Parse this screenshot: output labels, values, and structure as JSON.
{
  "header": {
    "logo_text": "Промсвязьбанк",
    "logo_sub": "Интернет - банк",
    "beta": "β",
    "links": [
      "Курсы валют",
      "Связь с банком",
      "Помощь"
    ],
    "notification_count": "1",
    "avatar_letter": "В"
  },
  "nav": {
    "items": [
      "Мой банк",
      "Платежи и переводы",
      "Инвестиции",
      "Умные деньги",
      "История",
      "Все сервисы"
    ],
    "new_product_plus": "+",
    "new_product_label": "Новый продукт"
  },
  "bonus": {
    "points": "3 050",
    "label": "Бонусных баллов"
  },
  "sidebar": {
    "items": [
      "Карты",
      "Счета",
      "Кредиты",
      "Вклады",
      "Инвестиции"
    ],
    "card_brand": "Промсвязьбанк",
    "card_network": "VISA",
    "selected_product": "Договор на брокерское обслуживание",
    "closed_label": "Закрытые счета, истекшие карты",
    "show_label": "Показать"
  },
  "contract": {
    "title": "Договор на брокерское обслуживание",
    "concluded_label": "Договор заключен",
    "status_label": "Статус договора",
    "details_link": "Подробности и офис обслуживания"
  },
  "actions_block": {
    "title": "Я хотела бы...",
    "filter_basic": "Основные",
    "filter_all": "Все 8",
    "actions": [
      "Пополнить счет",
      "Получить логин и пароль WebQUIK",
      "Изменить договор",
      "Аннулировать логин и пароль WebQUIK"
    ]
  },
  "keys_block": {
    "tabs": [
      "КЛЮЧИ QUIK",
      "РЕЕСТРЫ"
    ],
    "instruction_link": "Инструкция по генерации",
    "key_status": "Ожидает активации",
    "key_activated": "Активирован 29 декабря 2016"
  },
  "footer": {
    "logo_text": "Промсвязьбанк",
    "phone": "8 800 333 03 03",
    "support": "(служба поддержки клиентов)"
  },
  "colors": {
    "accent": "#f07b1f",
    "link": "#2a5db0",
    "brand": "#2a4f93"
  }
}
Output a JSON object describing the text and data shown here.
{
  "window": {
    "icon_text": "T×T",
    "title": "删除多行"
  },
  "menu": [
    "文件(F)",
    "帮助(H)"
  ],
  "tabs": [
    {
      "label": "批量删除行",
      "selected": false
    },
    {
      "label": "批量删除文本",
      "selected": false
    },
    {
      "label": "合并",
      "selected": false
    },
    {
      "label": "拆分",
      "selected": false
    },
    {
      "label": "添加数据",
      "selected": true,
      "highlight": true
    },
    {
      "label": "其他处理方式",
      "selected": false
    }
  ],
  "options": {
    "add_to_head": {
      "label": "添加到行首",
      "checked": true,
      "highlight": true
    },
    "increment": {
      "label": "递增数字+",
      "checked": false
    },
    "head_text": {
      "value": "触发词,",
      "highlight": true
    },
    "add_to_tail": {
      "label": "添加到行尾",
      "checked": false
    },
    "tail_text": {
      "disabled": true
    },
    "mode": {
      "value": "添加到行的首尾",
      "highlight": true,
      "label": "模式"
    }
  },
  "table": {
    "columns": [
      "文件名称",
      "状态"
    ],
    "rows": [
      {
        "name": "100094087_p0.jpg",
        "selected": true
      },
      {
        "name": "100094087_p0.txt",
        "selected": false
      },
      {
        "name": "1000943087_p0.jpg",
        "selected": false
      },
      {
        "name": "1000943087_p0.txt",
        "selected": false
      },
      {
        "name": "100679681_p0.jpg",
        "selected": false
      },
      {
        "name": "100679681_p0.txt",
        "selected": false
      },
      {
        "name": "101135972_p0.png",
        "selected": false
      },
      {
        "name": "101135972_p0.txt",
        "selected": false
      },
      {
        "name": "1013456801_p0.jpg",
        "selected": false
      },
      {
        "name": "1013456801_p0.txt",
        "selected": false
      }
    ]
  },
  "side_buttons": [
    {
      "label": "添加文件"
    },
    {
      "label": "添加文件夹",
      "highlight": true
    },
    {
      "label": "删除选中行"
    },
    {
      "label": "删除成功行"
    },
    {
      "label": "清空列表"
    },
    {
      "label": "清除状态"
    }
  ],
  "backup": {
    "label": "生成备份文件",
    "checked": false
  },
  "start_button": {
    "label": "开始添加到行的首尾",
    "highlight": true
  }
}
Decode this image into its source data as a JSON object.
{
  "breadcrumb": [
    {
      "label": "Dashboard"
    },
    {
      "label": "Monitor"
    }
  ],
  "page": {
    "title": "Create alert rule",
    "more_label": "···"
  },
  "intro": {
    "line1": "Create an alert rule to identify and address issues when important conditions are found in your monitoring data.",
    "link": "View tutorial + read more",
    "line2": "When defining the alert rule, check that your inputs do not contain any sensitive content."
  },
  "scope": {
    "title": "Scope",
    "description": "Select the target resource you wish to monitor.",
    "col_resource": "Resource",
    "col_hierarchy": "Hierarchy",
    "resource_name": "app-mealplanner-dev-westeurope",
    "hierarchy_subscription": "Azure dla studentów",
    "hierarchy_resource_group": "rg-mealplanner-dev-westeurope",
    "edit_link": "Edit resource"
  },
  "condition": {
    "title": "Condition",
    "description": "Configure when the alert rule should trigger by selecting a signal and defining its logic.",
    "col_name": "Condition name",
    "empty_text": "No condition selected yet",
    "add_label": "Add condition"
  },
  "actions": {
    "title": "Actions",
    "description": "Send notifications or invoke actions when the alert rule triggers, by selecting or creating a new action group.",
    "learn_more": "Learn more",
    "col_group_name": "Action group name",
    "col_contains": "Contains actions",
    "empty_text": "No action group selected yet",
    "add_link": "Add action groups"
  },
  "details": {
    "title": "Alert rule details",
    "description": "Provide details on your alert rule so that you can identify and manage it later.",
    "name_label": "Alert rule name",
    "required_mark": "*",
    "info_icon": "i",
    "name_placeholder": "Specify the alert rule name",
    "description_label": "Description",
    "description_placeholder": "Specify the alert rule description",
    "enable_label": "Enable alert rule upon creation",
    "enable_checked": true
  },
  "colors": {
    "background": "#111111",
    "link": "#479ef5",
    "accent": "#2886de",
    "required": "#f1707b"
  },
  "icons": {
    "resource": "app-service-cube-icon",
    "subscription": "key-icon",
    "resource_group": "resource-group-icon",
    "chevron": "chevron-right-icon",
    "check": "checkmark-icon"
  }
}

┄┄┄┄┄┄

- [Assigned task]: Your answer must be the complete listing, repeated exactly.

- [Answer to the exercise]:
Parse this screenshot: output labels, values, and structure as JSON.
{
  "header": {
    "logo_text": "Промсвязьбанк",
    "logo_sub": "Интернет - банк",
    "beta": "β",
    "links": [
      "Курсы валют",
      "Связь с банком",
      "Помощь"
    ],
    "notification_count": "1",
    "avatar_letter": "В"
  },
  "nav": {
    "items": [
      "Мой банк",
      "Платежи и переводы",
      "Инвестиции",
      "Умные деньги",
      "История",
      "Все сервисы"
    ],
    "new_product_plus": "+",
    "new_product_label": "Новый продукт"
  },
  "bonus": {
    "points": "3 050",
    "label": "Бонусных баллов"
  },
  "sidebar": {
    "items": [
      "Карты",
      "Счета",
      "Кредиты",
      "Вклады",
      "Инвестиции"
    ],
    "card_brand": "Промсвязьбанк",
    "card_network": "VISA",
    "selected_product": "Договор на брокерское обслуживание",
    "closed_label": "Закрытые счета, истекшие карты",
    "show_label": "Показать"
  },
  "contract": {
    "title": "Договор на брокерское обслуживание",
    "concluded_label": "Договор заключен",
    "status_label": "Статус договора",
    "details_link": "Подробности и офис обслуживания"
  },
  "actions_block": {
    "title": "Я хотела бы...",
    "filter_basic": "Основные",
    "filter_all": "Все 8",
    "actions": [
      "Пополнить счет",
      "Получить логин и пароль WebQUIK",
      "Изменить договор",
      "Аннулировать логин и пароль WebQUIK"
    ]
  },
  "keys_block": {
    "tabs": [
      "КЛЮЧИ QUIK",
      "РЕЕСТРЫ"
    ],
    "instruction_link": "Инструкция по генерации",
    "key_status": "Ожидает активации",
    "key_activated": "Активирован 29 декабря 2016"
  },
  "footer": {
    "logo_text": "Промсвязьбанк",
    "phone": "8 800 333 03 03",
    "support": "(служба поддержки клиентов)"
  },
  "colors": {
    "accent": "#f07b1f",
    "link": "#2a5db0",
    "brand": "#2a4f93"
  }
}
Output a JSON object describing the text and data shown here.
{
  "window": {
    "icon_text": "T×T",
    "title": "删除多行"
  },
  "menu": [
    "文件(F)",
    "帮助(H)"
  ],
  "tabs": [
    {
      "label": "批量删除行",
      "selected": false
    },
    {
      "label": "批量删除文本",
      "selected": false
    },
    {
      "label": "合并",
      "selected": false
    },
    {
      "label": "拆分",
      "selected": false
    },
    {
      "label": "添加数据",
      "selected": true,
      "highlight": true
    },
    {
      "label": "其他处理方式",
      "selected": false
    }
  ],
  "options": {
    "add_to_head": {
      "label": "添加到行首",
      "checked": true,
      "highlight": true
    },
    "increment": {
      "label": "递增数字+",
      "checked": false
    },
    "head_text": {
      "value": "触发词,",
      "highlight": true
    },
    "add_to_tail": {
      "label": "添加到行尾",
      "checked": false
    },
    "tail_text": {
      "disabled": true
    },
    "mode": {
      "value": "添加到行的首尾",
      "highlight": true,
      "label": "模式"
    }
  },
  "table": {
    "columns": [
      "文件名称",
      "状态"
    ],
    "rows": [
      {
        "name": "100094087_p0.jpg",
        "selected": true
      },
      {
        "name": "100094087_p0.txt",
        "selected": false
      },
      {
        "name": "1000943087_p0.jpg",
        "selected": false
      },
      {
        "name": "1000943087_p0.txt",
        "selected": false
      },
      {
        "name": "100679681_p0.jpg",
        "selected": false
      },
      {
        "name": "100679681_p0.txt",
        "selected": false
      },
      {
        "name": "101135972_p0.png",
        "selected": false
      },
      {
        "name": "101135972_p0.txt",
        "selected": false
      },
      {
        "name": "1013456801_p0.jpg",
        "selected": false
      },
      {
        "name": "1013456801_p0.txt",
        "selected": false
      }
    ]
  },
  "side_buttons": [
    {
      "label": "添加文件"
    },
    {
      "label": "添加文件夹",
      "highlight": true
    },
    {
      "label": "删除选中行"
    },
    {
      "label": "删除成功行"
    },
    {
      "label": "清空列表"
    },
    {
      "label": "清除状态"
    }
  ],
  "backup": {
    "label": "生成备份文件",
    "checked": false
  },
  "start_button": {
    "label": "开始添加到行的首尾",
    "highlight": true
  }
}
Decode this image into its source data as a JSON object.
{
  "breadcrumb": [
    {
      "label": "Dashboard"
    },
    {
      "label": "Monitor"
    }
  ],
  "page": {
    "title": "Create alert rule",
    "more_label": "···"
  },
  "intro": {
    "line1": "Create an alert rule to identify and address issues when important conditions are found in your monitoring data.",
    "link": "View tutorial + read more",
    "line2": "When defining the alert rule, check that your inputs do not contain any sensitive content."
  },
  "scope": {
    "title": "Scope",
    "description": "Select the target resource you wish to monitor.",
    "col_resource": "Resource",
    "col_hierarchy": "Hierarchy",
    "resource_name": "app-mealplanner-dev-westeurope",
    "hierarchy_subscription": "Azure dla studentów",
    "hierarchy_resource_group": "rg-mealplanner-dev-westeurope",
    "edit_link": "Edit resource"
  },
  "condition": {
    "title": "Condition",
    "description": "Configure when the alert rule should trigger by selecting a signal and defining its logic.",
    "col_name": "Condition name",
    "empty_text": "No condition selected yet",
    "add_label": "Add condition"
  },
  "actions": {
    "title": "Actions",
    "description": "Send notifications or invoke actions when the alert rule triggers, by selecting or creating a new action group.",
    "learn_more": "Learn more",
    "col_group_name": "Action group name",
    "col_contains": "Contains actions",
    "empty_text": "No action group selected yet",
    "add_link": "Add action groups"
  },
  "details": {
    "title": "Alert rule details",
    "description": "Provide details on your alert rule so that you can identify and manage it later.",
    "name_label": "Alert rule name",
    "required_mark": "*",
    "info_icon": "i",
    "name_placeholder": "Specify the alert rule name",
    "description_label": "Description",
    "description_placeholder": "Specify the alert rule description",
    "enable_label": "Enable alert rule upon creation",
    "enable_checked": true
  },
  "colors": {
    "background": "#111111",
    "link": "#479ef5",
    "accent": "#2886de",
    "required": "#f1707b"
  },
  "icons": {
    "resource": "app-service-cube-icon",
    "subscription": "key-icon",
    "resource_group": "resource-group-icon",
    "chevron": "chevron-right-icon",
    "check": "checkmark-icon"
  }
}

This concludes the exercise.